    So, I’d say that if you are working at Microsoft and want to pursue an MBA at the same time, UW is the best place to go but it’s really the combo of your MS experience plus a solid MBA that will get people to take notice.

    I might answer the broader question about which are my favorite (see, Iused the word favorite?) MBA programs a little later. I like different schools for different things. I’d want to think that one through a bit more before I post anything on it ; )

    But yes…I think you should go for it if you want to get your MBA at UW. I just wouldn’t bother buying tickets to their football games (ooh, that smarts).

  4. Confused MBA says:

    Heather,

    Another question regarding MBA schools…I am currently attending a small, regional MBA school.  While it lacks some of the opportunity and choices of larger, more well known schools, this school’s quality of instruction is just as good.  I am currently attending it on scholarship and the entire two years are free.   However,  I have been frustrated by the number of corporations that recruit or accept resumes only from applicants from the "top" schools.  I have been accepted at a school that is ranked in the "top 30" and I am considering finishing my MBA (or rather doing a one year program) there  and I wonder if it would be worth ($70,000 worth) transferring to get a chance at these opportunities.   From your perspective, is there a bias towards these schools even 5 years after graduation, or does work experience level the playing field by then?

    Thanks!

  5. HeatherLeigh says:
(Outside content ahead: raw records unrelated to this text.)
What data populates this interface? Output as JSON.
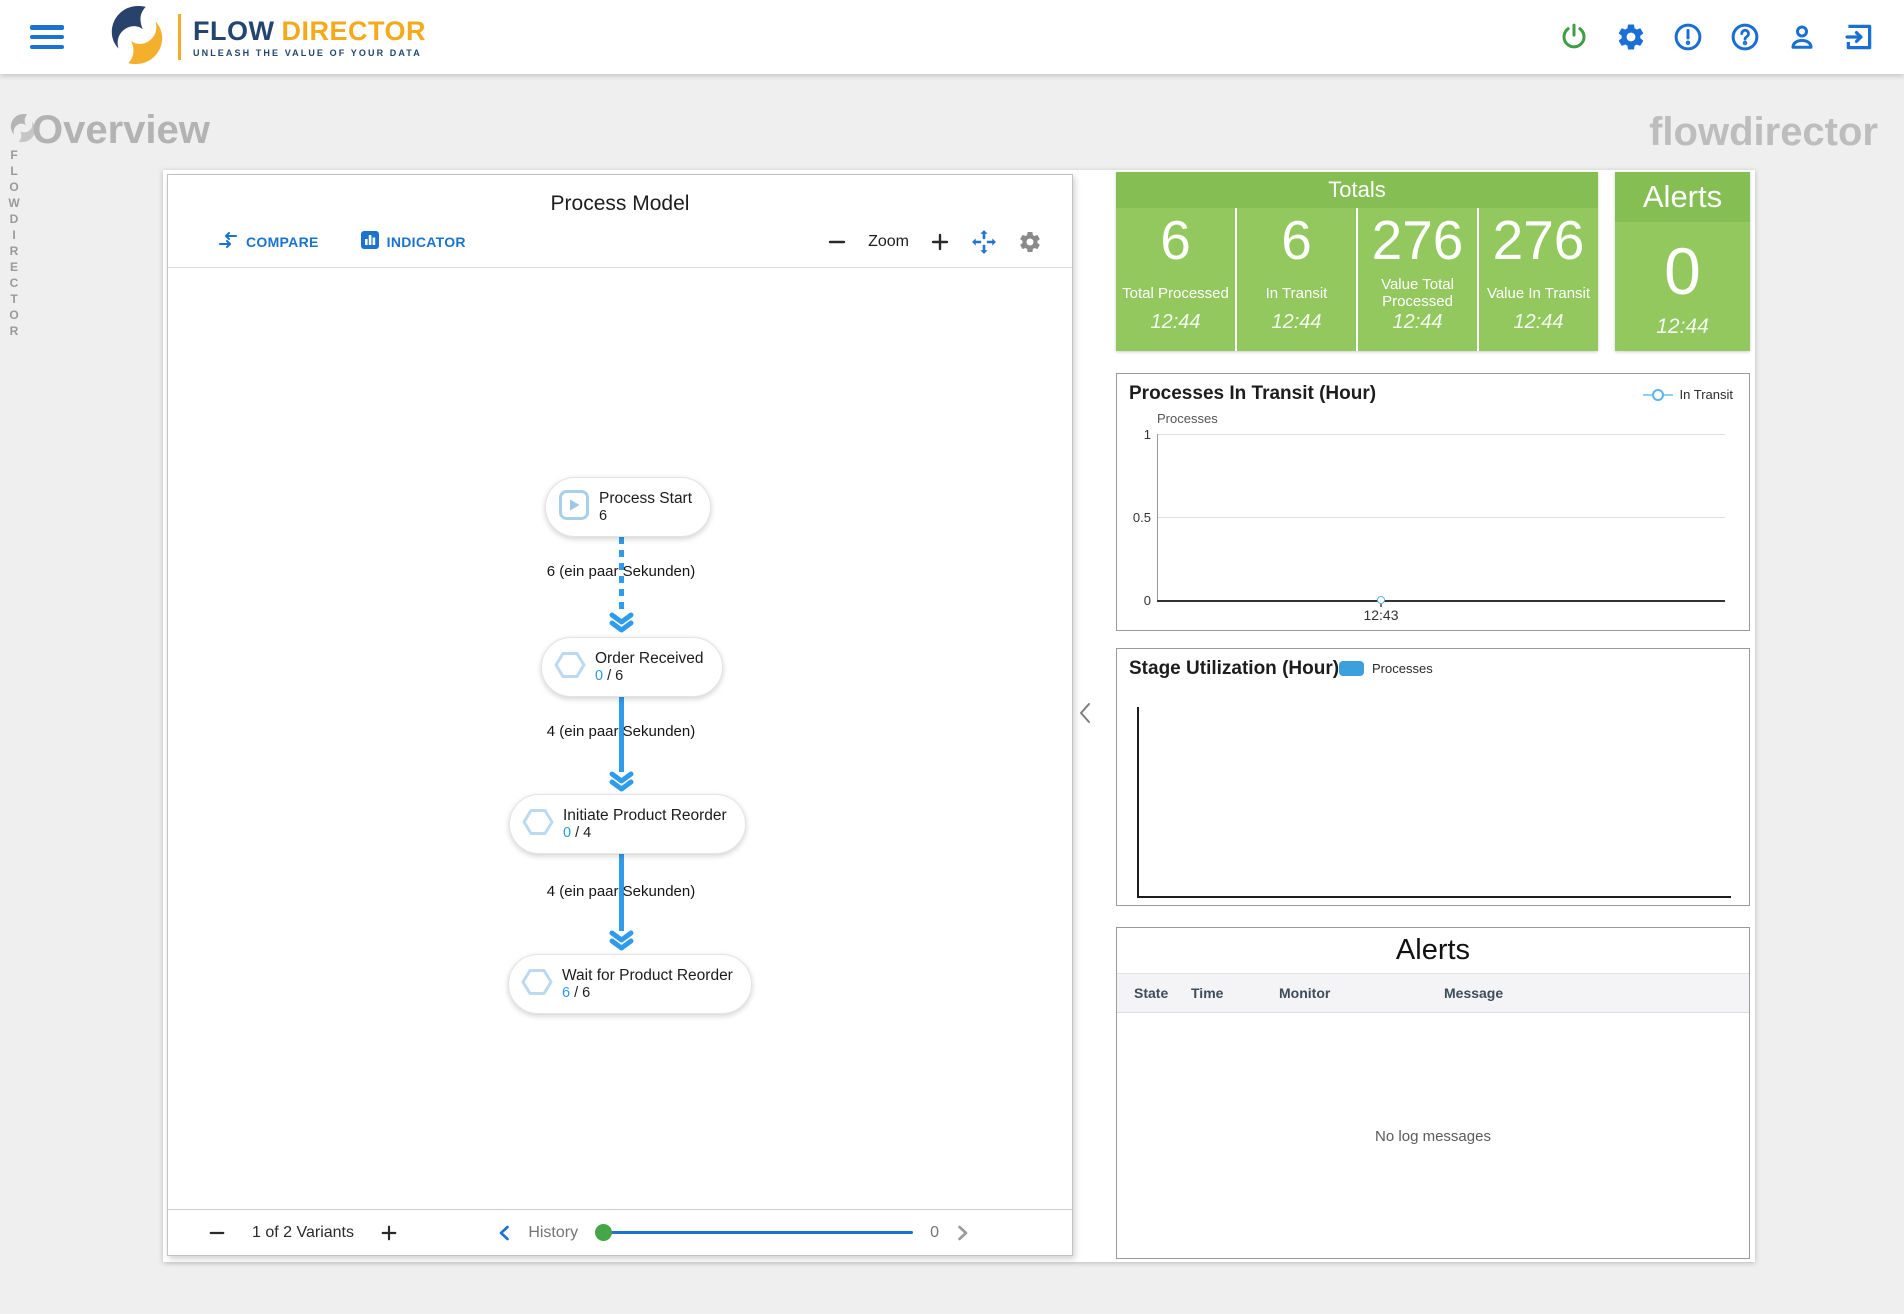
{
  "header": {
    "brand": {
      "word1": "FLOW",
      "word2": "DIRECTOR",
      "tagline": "UNLEASH THE VALUE OF YOUR DATA"
    },
    "action_icons": [
      "power",
      "settings",
      "alert",
      "help",
      "user",
      "logout"
    ]
  },
  "page": {
    "title": "Overview",
    "watermark": "flowdirector",
    "vertical_brand": "FLOWDIRECTOR"
  },
  "process_model": {
    "title": "Process Model",
    "toolbar": {
      "compare_label": "COMPARE",
      "indicator_label": "INDICATOR",
      "zoom_label": "Zoom"
    },
    "count_separator": "/",
    "nodes": [
      {
        "label": "Process Start",
        "count": "6",
        "icon": "play"
      },
      {
        "label": "Order Received",
        "count_active": "0",
        "count_total": "6",
        "icon": "hexagon"
      },
      {
        "label": "Initiate Product Reorder",
        "count_active": "0",
        "count_total": "4",
        "icon": "hexagon"
      },
      {
        "label": "Wait for Product Reorder",
        "count_active": "6",
        "count_total": "6",
        "icon": "hexagon"
      }
    ],
    "edges": [
      {
        "label": "6 (ein paar Sekunden)"
      },
      {
        "label": "4 (ein paar Sekunden)"
      },
      {
        "label": "4 (ein paar Sekunden)"
      }
    ],
    "footer": {
      "variants_label": "1 of 2 Variants",
      "history_label": "History",
      "history_value": "0"
    }
  },
  "totals_panel": {
    "title": "Totals",
    "items": [
      {
        "value": "6",
        "label": "Total Processed",
        "time": "12:44"
      },
      {
        "value": "6",
        "label": "In Transit",
        "time": "12:44"
      },
      {
        "value": "276",
        "label": "Value Total Processed",
        "time": "12:44"
      },
      {
        "value": "276",
        "label": "Value In Transit",
        "time": "12:44"
      }
    ]
  },
  "alerts_panel": {
    "title": "Alerts",
    "value": "0",
    "time": "12:44"
  },
  "chart_data": [
    {
      "type": "line",
      "title": "Processes In Transit (Hour)",
      "ylabel": "Processes",
      "series": [
        {
          "name": "In Transit",
          "x": [
            "12:43"
          ],
          "y": [
            0
          ]
        }
      ],
      "ylim": [
        0,
        1
      ],
      "yticks": [
        "1",
        "0.5",
        "0"
      ],
      "xticks": [
        "12:43"
      ],
      "legend": [
        {
          "label": "In Transit",
          "color": "#5db3ea",
          "marker": "open-circle-line"
        }
      ],
      "legend_position": "top-right",
      "grid": true
    },
    {
      "type": "bar",
      "title": "Stage Utilization (Hour)",
      "categories": [],
      "values": [],
      "legend": [
        {
          "label": "Processes",
          "color": "#3da0dc",
          "marker": "rounded-square"
        }
      ],
      "legend_position": "top-center",
      "grid": false
    }
  ],
  "alerts_table": {
    "title": "Alerts",
    "columns": [
      "State",
      "Time",
      "Monitor",
      "Message"
    ],
    "rows": [],
    "empty_message": "No log messages"
  },
  "colors": {
    "accent_blue": "#1a73d1",
    "flow_blue": "#2f9ceb",
    "green_panel": "#92c85e",
    "green_panel_header": "#85be53",
    "power_green": "#3f9d44"
  }
}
    Confused MBA-The work experience *helps* level the field by then but a "top" 30 MBA does get attention. I personally feel that the companies a person works for has a bigger impact on their marketability as a candidate. However, as I think you are noticing, a "top" MBA program on your resume will help get you in front of great companies. Only you can make the decision if the $70K is an investment you are willing to make in order to get in front of the companies you are interested in. I don’t have an MBA (but I do have a bachelors in business from a top 30 program) and it took me 8 years to get to the point where I felt I was marketable to Microsoft. I was very mindful of each career move getting me closer to my ultimate employment experience (though in the beginning, I didn’t know it was going to eventually be Microsoft, I just wanted to see progress toward bigger and better, as I defined it). Without knowing you and interviewing you, it would be hard for me to offer advice on what I think you should do (you might get a great offer from a great comnpany in your local area that recruits out of your program) but I think that if you do a gut-check on the likelihood of being hired by a strong company out of your current program and/or the time investment in building your resume post-graduation, you might come to some conclusion. Many people would feel fortunate to be in your position with choices ahead of you and the fact that you are asking these kinds of questions is definitely to your credit. Good luck with your decision making process!

  6. One Louder says:

    There was a segment on the Today Show this morning about the controversy (that may be a strong word….fluff?